Despite this, pockets of the area are still some of the richest places for wildlife in the country. The area is home to the black-tailed godwit, one of the UK's rarest breeding birds, and other special wildlife including otters, water voles, a variety of scarce aquatic plants and insects including rare fen violets and broad-bodied chaser dragonflies.
In addition to its wildlife, The Fens contains some of the UK's most productive farmland including over half of the UKs Grade 1 agricultural land, supporting over 27.000 people in employment, and enough wetlands to help protect nearly 1,000 properties and over 29,000 hectares of farmland from flooding. But without significant investment, these small pockets of land will diminish in size and quality, putting this crucial landscape under threat.

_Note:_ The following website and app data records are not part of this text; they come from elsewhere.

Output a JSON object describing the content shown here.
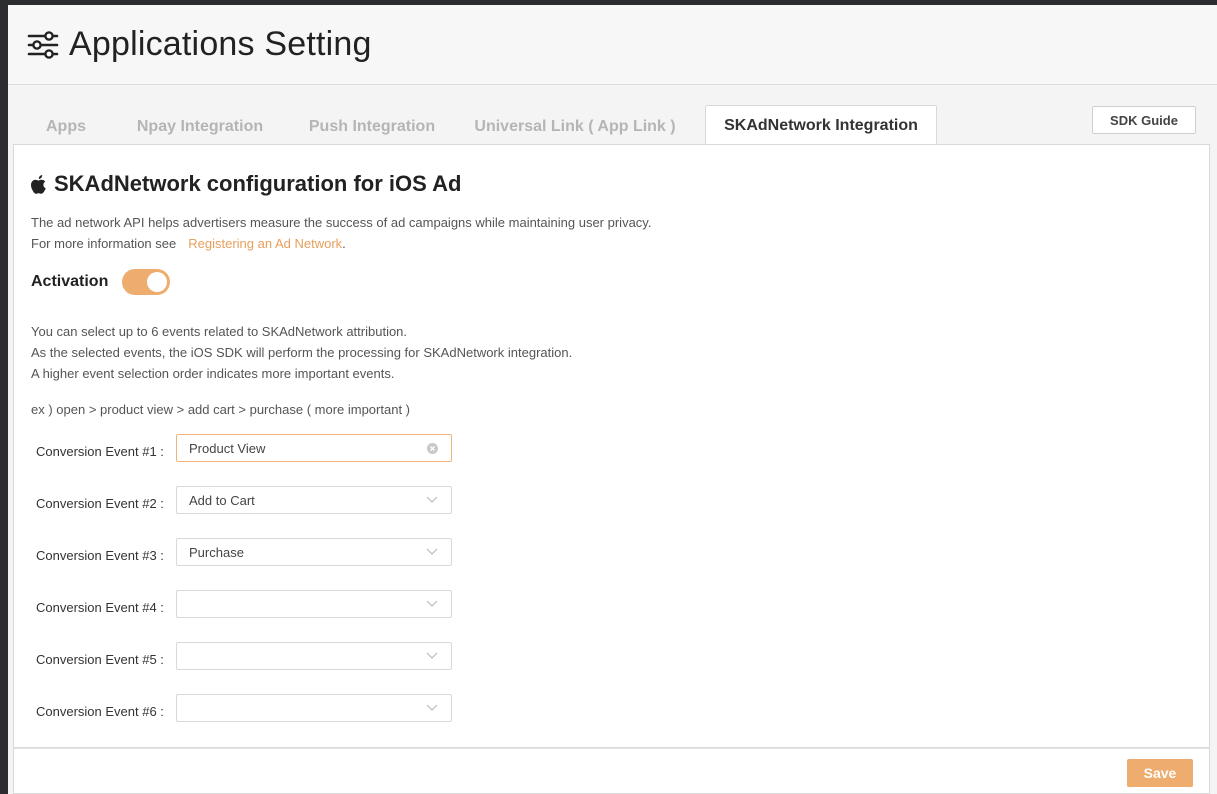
{
  "header": {
    "title": "Applications Setting",
    "icon": "sliders-icon"
  },
  "tabs": [
    {
      "label": "Apps",
      "active": false
    },
    {
      "label": "Npay Integration",
      "active": false
    },
    {
      "label": "Push Integration",
      "active": false
    },
    {
      "label": "Universal Link ( App Link )",
      "active": false
    },
    {
      "label": "SKAdNetwork Integration",
      "active": true
    }
  ],
  "sdk_guide_label": "SDK Guide",
  "section": {
    "title": "SKAdNetwork configuration for iOS Ad",
    "icon": "apple-icon",
    "description_line1": "The ad network API helps advertisers measure the success of ad campaigns while maintaining user privacy.",
    "description_line2_prefix": "For more information see",
    "link_text": "Registering an Ad Network",
    "link_suffix": "."
  },
  "activation": {
    "label": "Activation",
    "enabled": true
  },
  "info": {
    "line1": "You can select up to 6 events related to SKAdNetwork attribution.",
    "line2": "As the selected events, the iOS SDK will perform the processing for SKAdNetwork integration.",
    "line3": "A higher event selection order indicates more important events.",
    "example": "ex ) open > product view > add cart > purchase ( more important )"
  },
  "events": [
    {
      "label": "Conversion Event #1 :",
      "value": "Product View"
    },
    {
      "label": "Conversion Event #2 :",
      "value": "Add to Cart"
    },
    {
      "label": "Conversion Event #3 :",
      "value": "Purchase"
    },
    {
      "label": "Conversion Event #4 :",
      "value": ""
    },
    {
      "label": "Conversion Event #5 :",
      "value": ""
    },
    {
      "label": "Conversion Event #6 :",
      "value": ""
    }
  ],
  "footer": {
    "save_label": "Save"
  },
  "colors": {
    "accent": "#eeac6e",
    "link": "#e79f5c",
    "inactive_tab": "#b5b5b5"
  }
}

The key objectives of the RSPB's 'Futurescape' project are to create new and inter-connected areas of essential wetland and reedbed habitat, and to help farmers to integrate the needs of farm wildlife with those of their business. As part of the Fens Futurescape project, The RSPB will help farmers to access financial support from government agri-environment schemes to implement nature-friendly farm management. The RSPB Fenland Farmland Bird Recovery Project (another acronym to remember), set up jointly with Natural England, is currently working with more than 80 farmers who are stepping up for nature across the Fens. The RSPB is keen to work with many new farmers to do more for their farm wildlife.
There is a wide variety of ways to get involved in the Fens Futurescape project whether you are a farmer, landowner, conservation organisation or an enthusiastic volunteer. Potential partners who have a commitment to making the Fens a better place for people and wildlife can contact our very own Simon Tonkin on 01603 660066 or email firstname.lastname@example.org for more information.

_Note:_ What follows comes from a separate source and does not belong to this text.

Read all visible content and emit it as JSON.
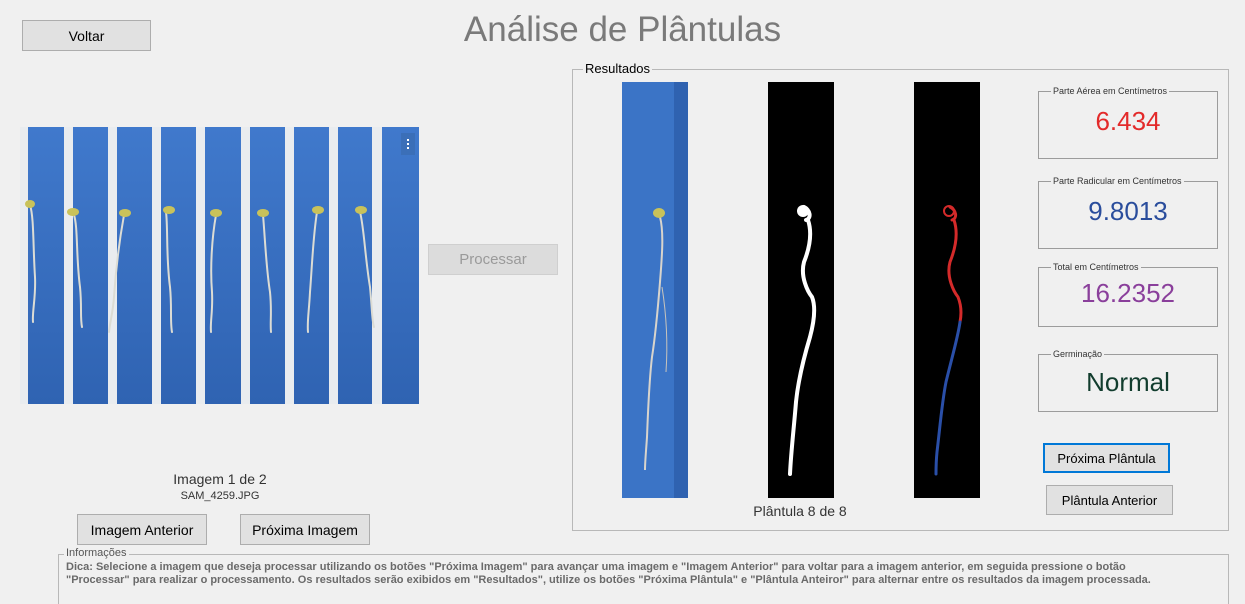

Photos: We can help array of vulnerable species of farmland bird including corn buntings(top), tree sparrows (middle) and yellow wagtails (bottom).
Credit: Andy Hay (rspb-images.com)
The race is on to get entries in for this year's RSPB Telegraph Nature of Farming Award with applications being accepted until Saturday 30 April.
The award aims to find the UK's most wildlife friendly farmer who has put in the most work on their land to help threatened countryside species. It's run by the RSPB, supported by Butterfly Conservation and Plantlife, and sponsored by The Telegraph.
Entries are already coming in thick and fast. After the closing date, entries will be shortlisted to eight regional winners then a panel of experts will decide which four should go through to the national finals. The UK public will then decide the winner by casting their votes online via The Telegraph or at country shows throughout the summer.
Last year's regional winner was James Bucher at Hall Farm, Knetishall. James won the award in recognition of the measures he puts in place to help wildlife thrive on his land, including the creation of skylark plots in winter cereals, areas of unharvested crops, and nectar rich areas which attract a range of farmland wildlife. Water voles and otters were also helped in the area and margins cultivated around the land for arable plants. James commented; "It is vital that we as farmers implement targeted measures to ensure the resources we rely upon, such as good soil condition, clean water, farmland birds and other wildlife, are protected for the future. It's quite simple: my farmland birds are like a miner's canaries. If they are okay, then I am okay. I can't think of a better legacy to leave my son."
All the details on how to enter can be found on the RSPB website at - www.rspb.org.uk/natureoffarming.
Photo: Stone-curlew plot, within first year arable reversion. Winterbourne Downs RSPB reserve (Manor Farm). Wiltshire, England. September 2008.
Credit: Andy Hay (rspb images)